## DIRECTIONS FOR THIS TASK:
Copy out all the entries shown below, exactly as they appear.

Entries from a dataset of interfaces
________________________

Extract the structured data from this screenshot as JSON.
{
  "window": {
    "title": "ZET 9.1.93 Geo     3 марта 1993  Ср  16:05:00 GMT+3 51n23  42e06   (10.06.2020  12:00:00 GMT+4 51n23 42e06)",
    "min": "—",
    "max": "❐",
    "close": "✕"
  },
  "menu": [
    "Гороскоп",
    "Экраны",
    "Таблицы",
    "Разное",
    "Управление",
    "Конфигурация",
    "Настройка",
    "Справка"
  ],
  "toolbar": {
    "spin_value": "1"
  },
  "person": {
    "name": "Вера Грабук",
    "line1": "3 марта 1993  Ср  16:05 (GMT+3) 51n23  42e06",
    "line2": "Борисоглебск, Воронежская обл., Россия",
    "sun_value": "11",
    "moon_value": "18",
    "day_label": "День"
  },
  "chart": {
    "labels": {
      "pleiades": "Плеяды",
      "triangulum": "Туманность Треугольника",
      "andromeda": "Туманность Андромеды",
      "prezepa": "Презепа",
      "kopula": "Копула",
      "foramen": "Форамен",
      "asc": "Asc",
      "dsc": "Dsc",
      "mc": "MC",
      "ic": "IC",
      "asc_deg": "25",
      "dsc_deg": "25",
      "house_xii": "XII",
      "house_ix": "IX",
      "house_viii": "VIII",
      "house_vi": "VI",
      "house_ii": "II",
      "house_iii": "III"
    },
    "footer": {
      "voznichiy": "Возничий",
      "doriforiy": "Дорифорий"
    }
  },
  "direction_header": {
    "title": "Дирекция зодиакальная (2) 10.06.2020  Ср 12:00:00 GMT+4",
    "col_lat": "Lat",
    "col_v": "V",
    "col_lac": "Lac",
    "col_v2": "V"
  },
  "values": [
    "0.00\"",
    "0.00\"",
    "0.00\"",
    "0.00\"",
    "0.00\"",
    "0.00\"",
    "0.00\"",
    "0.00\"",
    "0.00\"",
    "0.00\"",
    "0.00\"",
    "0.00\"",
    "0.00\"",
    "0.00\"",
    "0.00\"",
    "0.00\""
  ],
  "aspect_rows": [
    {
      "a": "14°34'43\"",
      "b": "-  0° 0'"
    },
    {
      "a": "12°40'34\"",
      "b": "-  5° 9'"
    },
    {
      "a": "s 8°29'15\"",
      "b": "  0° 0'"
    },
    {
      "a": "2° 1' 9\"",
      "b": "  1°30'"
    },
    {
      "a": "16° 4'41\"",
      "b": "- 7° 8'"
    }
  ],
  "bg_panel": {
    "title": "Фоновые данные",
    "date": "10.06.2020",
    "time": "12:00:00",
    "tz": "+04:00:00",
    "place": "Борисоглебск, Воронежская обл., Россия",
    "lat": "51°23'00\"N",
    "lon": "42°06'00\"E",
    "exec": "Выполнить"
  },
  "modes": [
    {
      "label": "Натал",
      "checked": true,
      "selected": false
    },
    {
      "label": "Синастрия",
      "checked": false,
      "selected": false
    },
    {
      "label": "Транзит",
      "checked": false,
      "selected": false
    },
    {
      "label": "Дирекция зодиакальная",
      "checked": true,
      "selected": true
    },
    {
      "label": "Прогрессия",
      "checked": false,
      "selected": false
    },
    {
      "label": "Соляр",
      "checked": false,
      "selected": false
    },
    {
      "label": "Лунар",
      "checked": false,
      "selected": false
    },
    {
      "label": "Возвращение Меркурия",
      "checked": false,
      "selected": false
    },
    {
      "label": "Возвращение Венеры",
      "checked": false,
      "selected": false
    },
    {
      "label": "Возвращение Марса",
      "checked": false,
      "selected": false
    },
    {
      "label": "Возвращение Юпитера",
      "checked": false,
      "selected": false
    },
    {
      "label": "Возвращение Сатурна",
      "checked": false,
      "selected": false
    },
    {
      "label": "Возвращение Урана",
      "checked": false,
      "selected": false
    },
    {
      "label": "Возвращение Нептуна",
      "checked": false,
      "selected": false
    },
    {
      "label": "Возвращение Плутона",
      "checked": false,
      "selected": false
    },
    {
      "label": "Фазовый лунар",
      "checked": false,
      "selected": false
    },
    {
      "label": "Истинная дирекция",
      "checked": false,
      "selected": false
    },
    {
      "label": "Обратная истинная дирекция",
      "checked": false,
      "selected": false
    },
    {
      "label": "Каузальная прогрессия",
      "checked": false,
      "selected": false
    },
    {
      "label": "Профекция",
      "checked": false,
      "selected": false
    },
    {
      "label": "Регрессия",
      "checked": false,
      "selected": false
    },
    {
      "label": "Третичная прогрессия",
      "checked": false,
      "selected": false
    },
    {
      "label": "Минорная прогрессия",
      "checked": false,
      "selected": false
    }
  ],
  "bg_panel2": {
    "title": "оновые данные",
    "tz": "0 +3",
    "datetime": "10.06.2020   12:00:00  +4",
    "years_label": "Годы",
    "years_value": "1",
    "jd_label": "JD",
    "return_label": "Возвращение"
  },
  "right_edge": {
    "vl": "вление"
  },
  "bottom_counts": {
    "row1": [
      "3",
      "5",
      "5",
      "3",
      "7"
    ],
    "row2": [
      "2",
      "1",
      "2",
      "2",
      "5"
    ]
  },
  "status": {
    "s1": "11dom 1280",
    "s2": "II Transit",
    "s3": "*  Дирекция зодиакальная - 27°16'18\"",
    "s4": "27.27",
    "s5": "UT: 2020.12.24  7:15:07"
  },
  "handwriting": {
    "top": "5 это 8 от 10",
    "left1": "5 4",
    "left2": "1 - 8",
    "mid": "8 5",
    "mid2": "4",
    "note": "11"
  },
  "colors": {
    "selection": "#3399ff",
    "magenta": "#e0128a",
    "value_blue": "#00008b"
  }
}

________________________

## OUTPUT FOR THIS TASK:
Extract the structured data from this screenshot as JSON.
{
  "window": {
    "title": "ZET 9.1.93 Geo     3 марта 1993  Ср  16:05:00 GMT+3 51n23  42e06   (10.06.2020  12:00:00 GMT+4 51n23 42e06)",
    "min": "—",
    "max": "❐",
    "close": "✕"
  },
  "menu": [
    "Гороскоп",
    "Экраны",
    "Таблицы",
    "Разное",
    "Управление",
    "Конфигурация",
    "Настройка",
    "Справка"
  ],
  "toolbar": {
    "spin_value": "1"
  },
  "person": {
    "name": "Вера Грабук",
    "line1": "3 марта 1993  Ср  16:05 (GMT+3) 51n23  42e06",
    "line2": "Борисоглебск, Воронежская обл., Россия",
    "sun_value": "11",
    "moon_value": "18",
    "day_label": "День"
  },
  "chart": {
    "labels": {
      "pleiades": "Плеяды",
      "triangulum": "Туманность Треугольника",
      "andromeda": "Туманность Андромеды",
      "prezepa": "Презепа",
      "kopula": "Копула",
      "foramen": "Форамен",
      "asc": "Asc",
      "dsc": "Dsc",
      "mc": "MC",
      "ic": "IC",
      "asc_deg": "25",
      "dsc_deg": "25",
      "house_xii": "XII",
      "house_ix": "IX",
      "house_viii": "VIII",
      "house_vi": "VI",
      "house_ii": "II",
      "house_iii": "III"
    },
    "footer": {
      "voznichiy": "Возничий",
      "doriforiy": "Дорифорий"
    }
  },
  "direction_header": {
    "title": "Дирекция зодиакальная (2) 10.06.2020  Ср 12:00:00 GMT+4",
    "col_lat": "Lat",
    "col_v": "V",
    "col_lac": "Lac",
    "col_v2": "V"
  },
  "values": [
    "0.00\"",
    "0.00\"",
    "0.00\"",
    "0.00\"",
    "0.00\"",
    "0.00\"",
    "0.00\"",
    "0.00\"",
    "0.00\"",
    "0.00\"",
    "0.00\"",
    "0.00\"",
    "0.00\"",
    "0.00\"",
    "0.00\"",
    "0.00\""
  ],
  "aspect_rows": [
    {
      "a": "14°34'43\"",
      "b": "-  0° 0'"
    },
    {
      "a": "12°40'34\"",
      "b": "-  5° 9'"
    },
    {
      "a": "s 8°29'15\"",
      "b": "  0° 0'"
    },
    {
      "a": "2° 1' 9\"",
      "b": "  1°30'"
    },
    {
      "a": "16° 4'41\"",
      "b": "- 7° 8'"
    }
  ],
  "bg_panel": {
    "title": "Фоновые данные",
    "date": "10.06.2020",
    "time": "12:00:00",
    "tz": "+04:00:00",
    "place": "Борисоглебск, Воронежская обл., Россия",
    "lat": "51°23'00\"N",
    "lon": "42°06'00\"E",
    "exec": "Выполнить"
  },
  "modes": [
    {
      "label": "Натал",
      "checked": true,
      "selected": false
    },
    {
      "label": "Синастрия",
      "checked": false,
      "selected": false
    },
    {
      "label": "Транзит",
      "checked": false,
      "selected": false
    },
    {
      "label": "Дирекция зодиакальная",
      "checked": true,
      "selected": true
    },
    {
      "label": "Прогрессия",
      "checked": false,
      "selected": false
    },
    {
      "label": "Соляр",
      "checked": false,
      "selected": false
    },
    {
      "label": "Лунар",
      "checked": false,
      "selected": false
    },
    {
      "label": "Возвращение Меркурия",
      "checked": false,
      "selected": false
    },
    {
      "label": "Возвращение Венеры",
      "checked": false,
      "selected": false
    },
    {
      "label": "Возвращение Марса",
      "checked": false,
      "selected": false
    },
    {
      "label": "Возвращение Юпитера",
      "checked": false,
      "selected": false
    },
    {
      "label": "Возвращение Сатурна",
      "checked": false,
      "selected": false
    },
    {
      "label": "Возвращение Урана",
      "checked": false,
      "selected": false
    },
    {
      "label": "Возвращение Нептуна",
      "checked": false,
      "selected": false
    },
    {
      "label": "Возвращение Плутона",
      "checked": false,
      "selected": false
    },
    {
      "label": "Фазовый лунар",
      "checked": false,
      "selected": false
    },
    {
      "label": "Истинная дирекция",
      "checked": false,
      "selected": false
    },
    {
      "label": "Обратная истинная дирекция",
      "checked": false,
      "selected": false
    },
    {
      "label": "Каузальная прогрессия",
      "checked": false,
      "selected": false
    },
    {
      "label": "Профекция",
      "checked": false,
      "selected": false
    },
    {
      "label": "Регрессия",
      "checked": false,
      "selected": false
    },
    {
      "label": "Третичная прогрессия",
      "checked": false,
      "selected": false
    },
    {
      "label": "Минорная прогрессия",
      "checked": false,
      "selected": false
    }
  ],
  "bg_panel2": {
    "title": "оновые данные",
    "tz": "0 +3",
    "datetime": "10.06.2020   12:00:00  +4",
    "years_label": "Годы",
    "years_value": "1",
    "jd_label": "JD",
    "return_label": "Возвращение"
  },
  "right_edge": {
    "vl": "вление"
  },
  "bottom_counts": {
    "row1": [
      "3",
      "5",
      "5",
      "3",
      "7"
    ],
    "row2": [
      "2",
      "1",
      "2",
      "2",
      "5"
    ]
  },
  "status": {
    "s1": "11dom 1280",
    "s2": "II Transit",
    "s3": "*  Дирекция зодиакальная - 27°16'18\"",
    "s4": "27.27",
    "s5": "UT: 2020.12.24  7:15:07"
  },
  "handwriting": {
    "top": "5 это 8 от 10",
    "left1": "5 4",
    "left2": "1 - 8",
    "mid": "8 5",
    "mid2": "4",
    "note": "11"
  },
  "colors": {
    "selection": "#3399ff",
    "magenta": "#e0128a",
    "value_blue": "#00008b"
  }
}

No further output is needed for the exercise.